(Beginning of Listed entries)
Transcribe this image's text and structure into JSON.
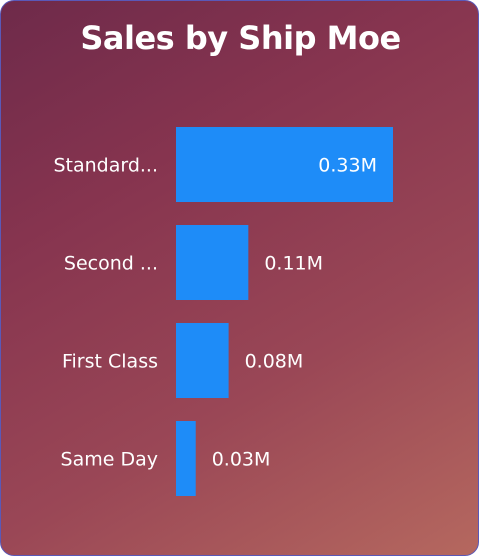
{
  "chart_data": {
    "type": "bar",
    "orientation": "horizontal",
    "title": "Sales by Ship Moe",
    "categories": [
      "Standard...",
      "Second ...",
      "First Class",
      "Same Day"
    ],
    "values": [
      0.33,
      0.11,
      0.08,
      0.03
    ],
    "value_labels": [
      "0.33M",
      "0.11M",
      "0.08M",
      "0.03M"
    ],
    "xlim": [
      0,
      0.33
    ],
    "grid": false,
    "legend": "none"
  },
  "colors": {
    "bar": "#1e8cf8",
    "text": "#ffffff",
    "border": "#5a58b8"
  }
}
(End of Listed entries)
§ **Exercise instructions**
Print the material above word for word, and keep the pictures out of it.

§ **Response**
Transcribe this image's text and structure into JSON.
{
  "chart_data": {
    "type": "bar",
    "orientation": "horizontal",
    "title": "Sales by Ship Moe",
    "categories": [
      "Standard...",
      "Second ...",
      "First Class",
      "Same Day"
    ],
    "values": [
      0.33,
      0.11,
      0.08,
      0.03
    ],
    "value_labels": [
      "0.33M",
      "0.11M",
      "0.08M",
      "0.03M"
    ],
    "xlim": [
      0,
      0.33
    ],
    "grid": false,
    "legend": "none"
  },
  "colors": {
    "bar": "#1e8cf8",
    "text": "#ffffff",
    "border": "#5a58b8"
  }
}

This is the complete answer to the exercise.